Pro-Statehood Gubernatorial Candidate Defends Legislator Who Uttered N-Word on Puerto Rico’s House Floor

Jun 24, 2020
5:06 PM

Pedro Pierluisi in July, 2010 (Photo by Dennis A. Jones/Metro PR)

Two days after Rep. Junior Pérez Ortiz of the pro-statehood New Progressive Party (PNP) said the N-word on the floor of Puerto Rico’s House of Representatives, one of the island’s pro-statehood gubernatorial candidate is defending Pérez Ortiz in a statement first reported out by CBS News’ David Begnaud.

In remarks sent to Begnaud, Pedro Pierluisi, a Democrat and former Resident Commissioner who is running against governor Wanda Vázquez in the upcoming PNP primary elections, said in a Wednesday statement that while he rejects and disavows “all discriminatory actions of comments against any human being,” he added later that Rep. Pérez Ortiz’s “intent was not to insult,” but to speak to a “double standard used to judge controversial words of a statehooder radio personality, which were taken out of context, versus another who crassly insulted the governor directly.” The remarks added a plea to have all leaders “be extra careful” with the words they chose.

At no point in the statement did Pierluisi —who assumed the role after the resignation of Ricardo Rosselló in 2019 only to have Puerto Rico’s Supreme Court reject his constitutional claim and confirmed that Vázquez was the rightful governor— ever make reference to Pérez Otriz’s specific use of the N-word, which the legislator had later offered a half-apology for.

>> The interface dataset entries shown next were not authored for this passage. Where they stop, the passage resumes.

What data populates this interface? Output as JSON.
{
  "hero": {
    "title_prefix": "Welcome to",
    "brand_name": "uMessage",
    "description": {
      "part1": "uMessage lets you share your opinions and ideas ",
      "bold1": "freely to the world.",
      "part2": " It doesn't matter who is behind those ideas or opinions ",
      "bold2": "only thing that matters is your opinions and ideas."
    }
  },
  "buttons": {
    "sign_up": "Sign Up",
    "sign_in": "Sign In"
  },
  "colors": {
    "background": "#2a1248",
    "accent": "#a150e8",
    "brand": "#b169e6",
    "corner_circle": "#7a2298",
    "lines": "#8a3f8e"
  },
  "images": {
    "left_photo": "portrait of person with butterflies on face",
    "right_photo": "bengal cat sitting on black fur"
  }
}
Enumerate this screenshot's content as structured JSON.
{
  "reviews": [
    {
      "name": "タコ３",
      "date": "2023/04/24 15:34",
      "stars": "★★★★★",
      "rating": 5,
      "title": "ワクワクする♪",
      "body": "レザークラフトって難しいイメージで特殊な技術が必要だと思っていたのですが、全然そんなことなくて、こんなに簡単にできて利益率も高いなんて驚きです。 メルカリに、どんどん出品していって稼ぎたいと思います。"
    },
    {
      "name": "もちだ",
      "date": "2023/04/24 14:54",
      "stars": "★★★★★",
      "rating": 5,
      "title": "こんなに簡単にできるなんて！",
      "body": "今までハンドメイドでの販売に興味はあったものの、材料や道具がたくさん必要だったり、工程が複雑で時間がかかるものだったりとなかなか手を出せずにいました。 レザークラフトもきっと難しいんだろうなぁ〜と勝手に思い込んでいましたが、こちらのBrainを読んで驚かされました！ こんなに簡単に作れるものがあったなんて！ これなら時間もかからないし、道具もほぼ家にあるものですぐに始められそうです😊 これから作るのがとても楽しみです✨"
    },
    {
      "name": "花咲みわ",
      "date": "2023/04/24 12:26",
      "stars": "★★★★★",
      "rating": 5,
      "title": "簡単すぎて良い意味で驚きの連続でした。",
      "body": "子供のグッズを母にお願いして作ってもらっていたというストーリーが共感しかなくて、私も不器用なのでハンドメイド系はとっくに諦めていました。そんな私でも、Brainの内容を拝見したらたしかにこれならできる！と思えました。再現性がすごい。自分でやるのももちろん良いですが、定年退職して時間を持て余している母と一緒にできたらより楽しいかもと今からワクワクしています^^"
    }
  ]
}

The context of the remarks come a week after Latino Rebels broke the news that former radio talk show host Luis Dávila Colón said the N-word on Univision-owned radio station WKAQ. Within 12 hours of Univision learning about what Dávila Colón said and how he said, his contract was terminated and his top-rated show “El Azote” was canceled. Since then, Dávila Colón’s supporters and statehood supporters online have been falsely accusing the Latino Rebels report as part of some bizarre leftist plot against the statehood movement. These same supporters tend to ignore the basic fact that Dávila Colón was let go by a private company for uttering a word on a public airwave that clearly violated his talent contract.

In addition, statehood supporters and politicians like Pérez Ortiz (and now Pierluisi) have tried to equate Dávila Colón’s situation to a now-deleted tweet by public relations specialist Julio Nuñez that called Vázquez “a pig.” Supporters claimed that Nuñez was Telemundo talent, and that the network should remove him from his job for his tweet, which he subsequently apologized for. However, when Latino Rebels spoke with Telemundo about Nuñez, it had no comment about the tweet because the network said he was not a Telemundo employee.

The N-word was uttered by Pérez Ortiz during a resolution for Dávila Colón that also compared the former talk show host to Rosa Parks. The legislative resolution presented by Pérez Ortiz was honoring and applauding Davila Colón merely days after his firing by Univision. Several opposition politicians called for the N-word to be stricken from the public record but to no avail. In addition, Dávila Colón said that he rejects any resolutions in his name and encouraged politicians to move on.

Democratic observers who work in the Washington, D.C.-San Juan space have expressed dismay privately over Pierluisi’s remarks, adding that someone of his stature who represented Puerto Rico as a non-voting member of Congress as Resident Commissioner would have a better understanding of how charged of a word the N-word is, no the matter the context.


Julio Ricardo Varela is founder and publisher of Latino Rebels, part of Futuro Media. He tweets from @julito77.